──────── SOURCE DATA ────────

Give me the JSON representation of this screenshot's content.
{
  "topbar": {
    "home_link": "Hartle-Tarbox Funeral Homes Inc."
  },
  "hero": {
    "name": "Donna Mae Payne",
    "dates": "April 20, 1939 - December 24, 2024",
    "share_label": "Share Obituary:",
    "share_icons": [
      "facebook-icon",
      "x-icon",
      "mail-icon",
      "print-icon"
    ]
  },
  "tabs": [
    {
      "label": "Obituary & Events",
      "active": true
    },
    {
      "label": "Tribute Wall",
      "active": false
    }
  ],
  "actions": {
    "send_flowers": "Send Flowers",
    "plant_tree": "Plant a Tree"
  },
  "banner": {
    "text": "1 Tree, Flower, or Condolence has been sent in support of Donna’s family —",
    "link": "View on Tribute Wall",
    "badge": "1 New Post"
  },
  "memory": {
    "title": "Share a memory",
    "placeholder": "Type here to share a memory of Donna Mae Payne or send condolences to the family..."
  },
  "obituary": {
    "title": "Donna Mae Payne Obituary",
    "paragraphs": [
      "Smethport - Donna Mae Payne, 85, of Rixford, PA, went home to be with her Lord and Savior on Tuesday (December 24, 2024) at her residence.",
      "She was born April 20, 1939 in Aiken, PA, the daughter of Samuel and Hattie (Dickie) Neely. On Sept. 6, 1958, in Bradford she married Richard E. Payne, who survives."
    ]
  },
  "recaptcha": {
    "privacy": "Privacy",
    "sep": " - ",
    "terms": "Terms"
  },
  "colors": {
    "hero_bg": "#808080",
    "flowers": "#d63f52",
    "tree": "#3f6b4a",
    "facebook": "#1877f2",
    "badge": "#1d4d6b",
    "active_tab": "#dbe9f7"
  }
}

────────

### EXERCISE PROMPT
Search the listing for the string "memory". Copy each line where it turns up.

### ANSWER SECTION
  "memory": {
    "title": "Share a memory",
    "placeholder": "Type here to share a memory of Donna Mae Payne or send condolences to the family..."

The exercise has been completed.